Alabama’s Medicaid enrollment peaked in 2015 at about 1.05 million. Some rule changes related to the Affordable Care Act and people’s increased awareness that they qualified for the program were factors.
Alabama Medicaid will receive $755 million this fiscal year from the state’s General Fund budget. The agency also receives other state and federal money and provider fees. In 2018, its total appropriation was $7.3 billion.
Earlier this year, Gov. Kay Ivey began the process of asking the federal government to allow Alabama to impose a work requirement on able-bodied adults’ access to Medicaid. Alabama is one of several states taking such steps.
About 75,000 able-bodied Alabamians with incomes of just a few hundred dollars a month receive Medicaid, the agency said earlier this year. Most of the recipients are caregivers to young children or others who receive health care through Medicaid because their family income is at or below 18 percent of the federal poverty level. For a family of four it’s $377 a month or less.
The number of able-bodied adults on Medicaid in Alabama has more than doubled in the past five years, according to the agency.
In its waiver request to the federal Centers for Medicare and Medicaid Services, the Alabama agency said it will assist able-bodied recipients to “improve their health outcomes and improve their economic stability, which will assist the state in having healthier citizens.” It also said the change would make Medicaid more sustainable.
The request was resubmitted this fall and is still pending.
Opponents say the proposal puts poor adults in a Catch-22, forced into jobs that pay enough to disqualify them for Medicaid but not enough for them to purchase health care coverage.
In response, Medicaid extended its transitional coverage to 18 months.
The proposed work requirements mirror those of the federal Temporary Assistance for Needy Families program.
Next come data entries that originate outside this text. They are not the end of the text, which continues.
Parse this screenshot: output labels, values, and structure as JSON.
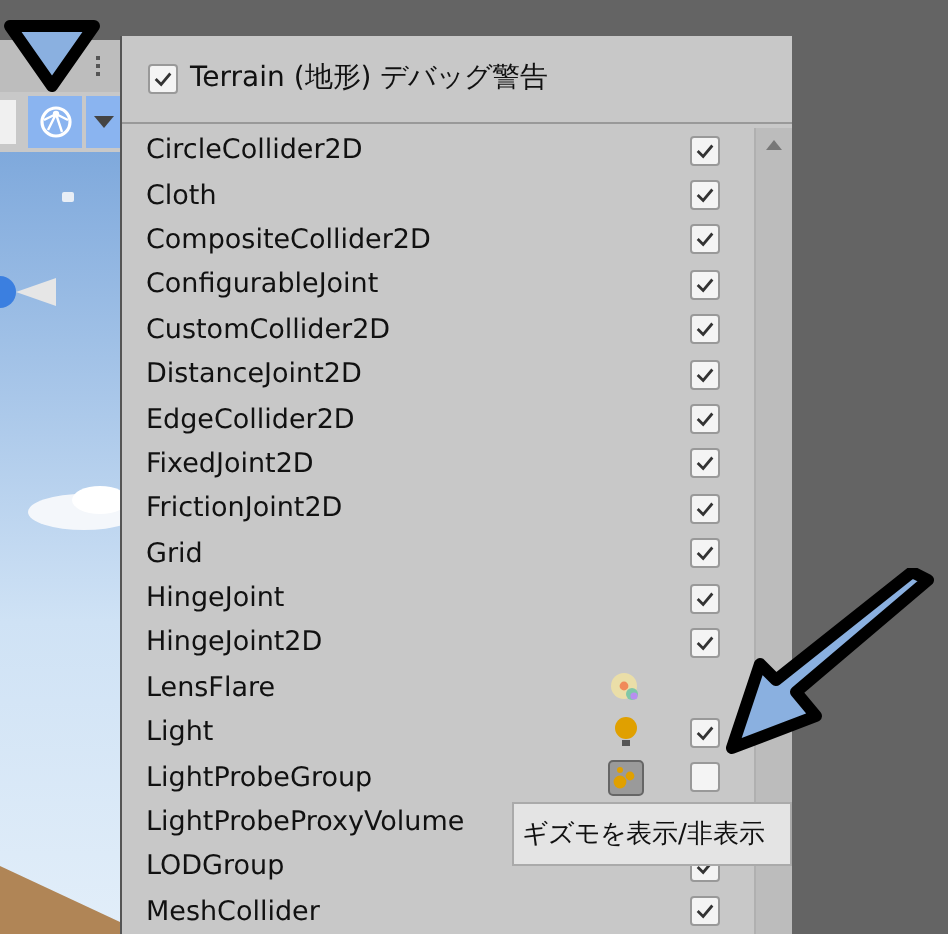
{
  "header_options": [
    {
      "label": "Terrain (地形) デバッグ警告",
      "checked": true
    }
  ],
  "gizmo_rows": [
    {
      "name": "CircleCollider2D",
      "checked": true
    },
    {
      "name": "Cloth",
      "checked": true
    },
    {
      "name": "CompositeCollider2D",
      "checked": true
    },
    {
      "name": "ConfigurableJoint",
      "checked": true
    },
    {
      "name": "CustomCollider2D",
      "checked": true
    },
    {
      "name": "DistanceJoint2D",
      "checked": true
    },
    {
      "name": "EdgeCollider2D",
      "checked": true
    },
    {
      "name": "FixedJoint2D",
      "checked": true
    },
    {
      "name": "FrictionJoint2D",
      "checked": true
    },
    {
      "name": "Grid",
      "checked": true
    },
    {
      "name": "HingeJoint",
      "checked": true
    },
    {
      "name": "HingeJoint2D",
      "checked": true
    },
    {
      "name": "LensFlare",
      "kind": "flare"
    },
    {
      "name": "Light",
      "kind": "bulb",
      "checked": true
    },
    {
      "name": "LightProbeGroup",
      "kind": "probes",
      "checked": false
    },
    {
      "name": "LightProbeProxyVolume"
    },
    {
      "name": "LODGroup",
      "checked": true
    },
    {
      "name": "MeshCollider",
      "checked": true
    }
  ],
  "tooltip": "ギズモを表示/非表示",
  "toolbar": {
    "gizmo_button": {
      "selected": true
    }
  }
}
It requires that individuals participate in 35 hours a week of employment-related activities, except for parents and caretaker relatives with a child under age 6 years, who must participate in 20 hours per week.
Employment, on-the-job training, job searches, high school, GED or higher education classes, community services and technical training all count toward the proposed requirement.
The proposal also includes a list of possible reasons one could be exempt from the requirement, including medical conditions or age, receiving treatment for drug or alcohol addiction, being a single parent of a child 12 months or younger or being a single parent of a child 6 or younger for whom childcare is not available.
It’s unclear how many people may be exempt.
Orr, the state senator, is a proponent of the work requirement.
“The main goal is to get the individual up and out and functioning to the point where they won’t need to rely on Medicaid over time because they got their addiction whipped, got a job, etcetera,” Orr said. “Many people in the workforce currently pay large percentages of their paycheck for health care, so why should we reward able-bodied individuals with free health care but not require anything from them to begin the pathway to self dependence?”
Even if Alabama gets federal approval on its request, Orr said he’ll sponsor legislation next year to make the work requirement law.
What the Centers for Medicare and Medicaid Services gives in President Donald Trump’s administration, it could take away in another administration, Orr said.